BBC BLOGS - See Also
« Previous | Main | Next »

Green Room

Post categories:

Mark Kinver | 13:26 UK time, Monday, 4 January 2010

This edition of Green Room takes a look at the fallout from the deluge of snow that has hit various corners of the northern hemisphere, and offers you a seasonal suggestion on what to do with your Christmas tree once 12th night has passed.

Snowman in a park (Image: PA)

The heavy snowfalls soon lost their magical appeal as it caused travel chaos in many parts of the US and Europe

Let it snow, let it snow, let it snow. While it may be the season to be jolly, for many people the weather outside has been a little bit more than frightful.

Thousands of people in the US and Europe found their holiday plans disrupted.

About 2,000 flights in the US were cancelled as snow storms swept down the eastern side of the country, reaching as far south as Florida.

In Europe, nations well versed in dealing with copious amounts of snow being dumped in a short space of time struggled to deal with the recent conditions.

Even Russia’s transport infrastructure, which most of us would assume could cope with the worst that nature could throw at it, suffered amid the bleak mid-winter power cuts. Prime Minister Vladimir Putin was not impressed, and banned government officials from taking holidays until the problems were sorted.

It has also been a bad year for a number of species. An estimated 700 manatees have died in the waters around Florida this year, according to US wildlife officials.

They attributed 244 of the deaths to "cold stress", as most occurred during January, which included the state’s coldest 12-day period since 1940.

Forecasters have found themselves in the eye of a storm as people vented their frustration over what they saw as a lack of preparation for the arrival of the big chill.

The UK Met Office’s chief scientist, Julia Slingo, said the past 12 months of extreme weather highlighted the need for the agency to have access to more supercomputer capacity.

She told Nature News that they needed four times the computing power currently available to forecasters:

“The science is well ahead of our ability to implement it. It's quite clear that if we could run our models at a higher resolution we could do a much better job - tomorrow - in terms of our seasonal and decadal predictions. It's so frustrating.”

However, the Met Office says its severe weather warning system did provide advance warning to local authorities and government agencies.

Ice on a Christmas tree (Image: Reuters)

One project is looking for unwanted Christmas trees in order to make wooden stools

The one place in the northern hemisphere you would expect to be firmly in the grip of the frozen winter is the Arctic. Yet, latest data from National Snow and Ice Data Center shows that sea-ice extent is unusually low. It is too early to tell whether this is an anomaly or an indication that 2011 will set a new record low.

And finally, just in case you are wondering how you should make the most of your Christmas tree when the time comes to wrap your baubles in cotton-wool for another year, here is an idea.

The treehugger blog suggests that, once 12th night has passed, you donate your tree to the Christmas Tree Project that will make a rather fetching stool to help take the strain of the extra pounds accumulated during the festive season of excess and over-indulgence.
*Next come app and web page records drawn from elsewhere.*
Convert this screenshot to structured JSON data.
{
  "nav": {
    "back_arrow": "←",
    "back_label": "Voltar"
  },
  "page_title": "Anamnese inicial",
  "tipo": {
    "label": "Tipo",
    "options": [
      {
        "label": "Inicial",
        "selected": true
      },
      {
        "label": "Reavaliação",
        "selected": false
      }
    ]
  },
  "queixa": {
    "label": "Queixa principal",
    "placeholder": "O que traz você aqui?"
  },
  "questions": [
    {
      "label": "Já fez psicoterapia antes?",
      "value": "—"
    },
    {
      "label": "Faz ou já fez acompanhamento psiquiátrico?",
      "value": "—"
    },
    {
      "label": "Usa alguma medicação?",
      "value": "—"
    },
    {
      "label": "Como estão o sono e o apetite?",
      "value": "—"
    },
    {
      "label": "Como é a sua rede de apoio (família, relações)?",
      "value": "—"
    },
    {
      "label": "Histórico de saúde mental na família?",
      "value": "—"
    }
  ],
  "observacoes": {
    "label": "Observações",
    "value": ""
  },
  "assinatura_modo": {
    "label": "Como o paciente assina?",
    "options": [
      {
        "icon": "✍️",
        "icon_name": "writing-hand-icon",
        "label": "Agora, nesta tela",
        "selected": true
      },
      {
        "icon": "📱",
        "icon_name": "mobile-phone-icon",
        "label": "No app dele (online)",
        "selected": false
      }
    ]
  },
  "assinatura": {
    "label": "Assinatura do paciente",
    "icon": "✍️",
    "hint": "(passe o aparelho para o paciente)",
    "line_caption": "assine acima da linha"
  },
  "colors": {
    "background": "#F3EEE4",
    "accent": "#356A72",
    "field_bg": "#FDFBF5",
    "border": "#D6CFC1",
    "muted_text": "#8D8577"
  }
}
More from this blog...

BBC © 2014 The BBC is not responsible for the content of external sites. Read more.

This page is best viewed in an up-to-date web browser with style sheets (CSS) enabled. While you will be able to view the content of this page in your current browser, you will not be able to get the full visual experience. Please consider upgrading your browser software or enabling style sheets (CSS) if you are able to do so.